By zoning the individual areas within an open-concept campus, visitors have a direct and easy access to each component—both levels of the car park below the entry level run continuous for the entire length of the site. This makes wayfinding clearer, as each facility will have drop-off and pick-up points that are clearly marked along the way. It also allows multiple exits from the car park in the event of traffic congestion at any of the points.
CONNECTION WITH THE COMMUNITY
Being part of Jurong Lake District master plan, the elevated pedestrian network provides the campus with a direct, all-weather pedestrian connection between the Jurong East mass rapid transit (MRT) and other adjacent commercial developments as a way to engage the community at a social level.
— Edited by Carissa Kwok
|Project Name||Ng Teng Fong General Hospital and Jurong Community Hospital|
|Location||1 Jurong East Street 21, Singapore|
|Completion Date||31 May 2015|
|Site Area||53,983 square metres|
|Gross Floor Area||182,355.6 square metres|
|Number of Rooms||Ng Teng Fong General Hospital: 700 beds, 120 consultation rooms (specialist outpatient clinics); Jurong Community Hospital: 400 beds, 18 outpatient consultation rooms|
|Building Height||102 metres above mean sea level|
|Client/Owner||Ministry of Health; Jurong Health Services|
|Architecture Firm||CPG Consultants Pte. Ltd.|
|Principal Architect||Lim Lip Chuan|

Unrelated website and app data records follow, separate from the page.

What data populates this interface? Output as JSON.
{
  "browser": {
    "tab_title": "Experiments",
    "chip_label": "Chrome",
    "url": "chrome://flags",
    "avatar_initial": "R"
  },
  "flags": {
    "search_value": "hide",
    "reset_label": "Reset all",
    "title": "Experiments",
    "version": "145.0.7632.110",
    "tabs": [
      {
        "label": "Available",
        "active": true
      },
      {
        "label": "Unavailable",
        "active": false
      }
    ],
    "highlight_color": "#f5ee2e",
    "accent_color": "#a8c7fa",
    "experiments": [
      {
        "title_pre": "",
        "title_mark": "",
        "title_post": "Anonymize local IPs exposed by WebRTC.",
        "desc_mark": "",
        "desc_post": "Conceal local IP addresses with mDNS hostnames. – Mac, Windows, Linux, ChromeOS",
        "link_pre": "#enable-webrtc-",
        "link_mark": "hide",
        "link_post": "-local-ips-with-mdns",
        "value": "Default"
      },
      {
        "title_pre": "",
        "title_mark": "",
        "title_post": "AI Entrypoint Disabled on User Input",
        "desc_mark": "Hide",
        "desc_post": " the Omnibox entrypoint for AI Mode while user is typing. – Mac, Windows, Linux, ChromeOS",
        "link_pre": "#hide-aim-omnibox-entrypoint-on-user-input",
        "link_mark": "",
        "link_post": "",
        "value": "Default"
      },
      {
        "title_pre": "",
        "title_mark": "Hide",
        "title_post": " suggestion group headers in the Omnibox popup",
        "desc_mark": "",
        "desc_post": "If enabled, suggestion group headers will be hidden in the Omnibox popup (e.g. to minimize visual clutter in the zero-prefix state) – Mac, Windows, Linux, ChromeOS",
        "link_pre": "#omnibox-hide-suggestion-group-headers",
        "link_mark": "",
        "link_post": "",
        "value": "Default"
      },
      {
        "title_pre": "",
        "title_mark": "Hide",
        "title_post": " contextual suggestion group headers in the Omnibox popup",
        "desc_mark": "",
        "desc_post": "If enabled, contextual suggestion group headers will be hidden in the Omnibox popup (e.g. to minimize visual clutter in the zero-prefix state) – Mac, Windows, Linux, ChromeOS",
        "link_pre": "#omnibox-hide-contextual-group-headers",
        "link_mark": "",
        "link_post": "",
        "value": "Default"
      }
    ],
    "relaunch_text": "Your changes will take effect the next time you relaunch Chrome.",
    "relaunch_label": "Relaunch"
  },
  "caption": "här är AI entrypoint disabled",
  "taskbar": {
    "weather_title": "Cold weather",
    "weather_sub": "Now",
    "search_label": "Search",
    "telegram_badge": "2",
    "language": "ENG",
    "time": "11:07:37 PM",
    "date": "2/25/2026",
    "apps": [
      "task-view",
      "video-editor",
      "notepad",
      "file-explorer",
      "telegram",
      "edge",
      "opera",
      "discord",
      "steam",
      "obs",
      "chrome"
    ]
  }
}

|Main Contractor||GS Engineering & Construction Corporation|
|Design Consultant||Studio 505|
|Medical and Hospital Planner||HOK|
|Interior Designer||CPG Consultants Pte. Ltd.|
|Wayfinding and Signage Consultant||Design Objectives Pte. Ltd.|
|Civil & Structural Engineer||CPG Consultants Pte. Ltd.|
|Mechanical & Electrical Engineer||Parsons Brinckerhoff Pte. Ltd.|
|Quantity Surveyor||Langdon & Seah Pte. Ltd.|
|Project Manager||PM Link Pte. Ltd.|
|Landscape Consultant||VIA + Signature Pte. Ltd.|
|Total Building Performance & Acoustic Consultant||ZEB-Technology Pte. Ltd.|
|Catering & Logistics||io consultants Pte. Ltd.|
|Security Consultant||STET Homeland Security Services Pte. Ltd.|
|Images/Photos||GS Engineering & Construction Corporation; CPG Consultants Pte. Ltd.|